Firstly, we asked for it, and the school heard us. The administration listened and will continue to listen as the BAA strives to amplify the Black alum voice in a way that will edify the entire GFS community. Secondly, and perhaps this is what's most important, the BAA will not serve only alumnae, but it will be a resource for current students. While the BAA will focus on enrichment and events that cater to alumnae, we will set out to support current students through mentorship and networking opportunities. 

What are some of the key initiatives or projects you are excited about launching with the GFS BAA? 

I’m excited to hear the thoughts and input of other Black alumnae who choose to join the group, but some of the ideas we are already thinking about include:

  • mentorship program for current students 

  • Black Women in Leadership speaker series 

  • partnership with Baltimore area Black alumni associations from other schools

  • Black Sorority Panel discussion for Upper Schoolers 

  • Happy Hour Networking event

What would you tell an alumna who may be interested in the GFS BAA but is not sure she wants to participate?

I would first ask, why not? Why not join a group of women with a shared experience in a space where you can learn, grow and help other women and girls who look like you do the same? Your voice and your experience are what will make the BAA more diverse in thought and action. Also, with the BAA being in the early stages of development, you will have the unique opportunity to help shape the direction and work of the group.

Alumnae Board President Anne Deady ’01 echoed Tiane’s excitement about the group. “I am so pleased that GFS has established the Black Alumnae Association, creating a critical space for Black alumnae to share their voices,” Anne said. “Having the BAA as part of our alumnae community is an important step towards making our campus a supportive place for every Garrison graduate. Along with the founding members of the BAA, I am excited to engage with more Black alumnae at the Forest. Their contributions will be an essential part of shaping the future of GFS, and I can’t wait to see what they accomplish.”

The creation of the Black Alumnae Association mirrors work that is happening on the GFS campus as well, where identity-based affinity groups give students a space to connect with one another, learn from their shared experiences and develop a better understanding of how their own identities shape their experiences. While there are many opportunities for the entire community—for both students and alumnae—to engage and support one another, identity-based groups provide an important space for underrepresented groups to build community and delve deeper into their unique experiences and perspectives. 

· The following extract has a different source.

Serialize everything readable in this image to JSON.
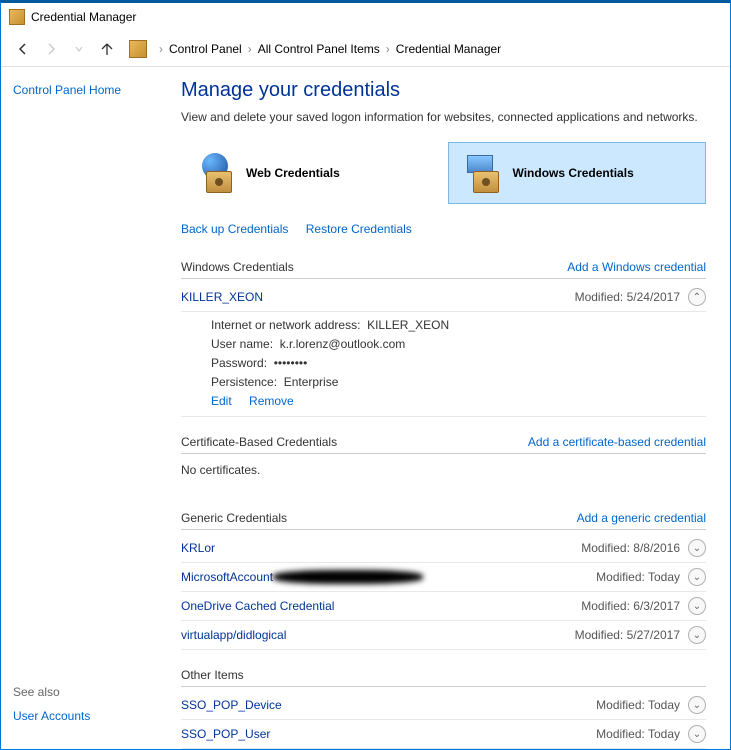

If you have questions about the group or are interested in participating but are unable to attend the Zoom meeting, please email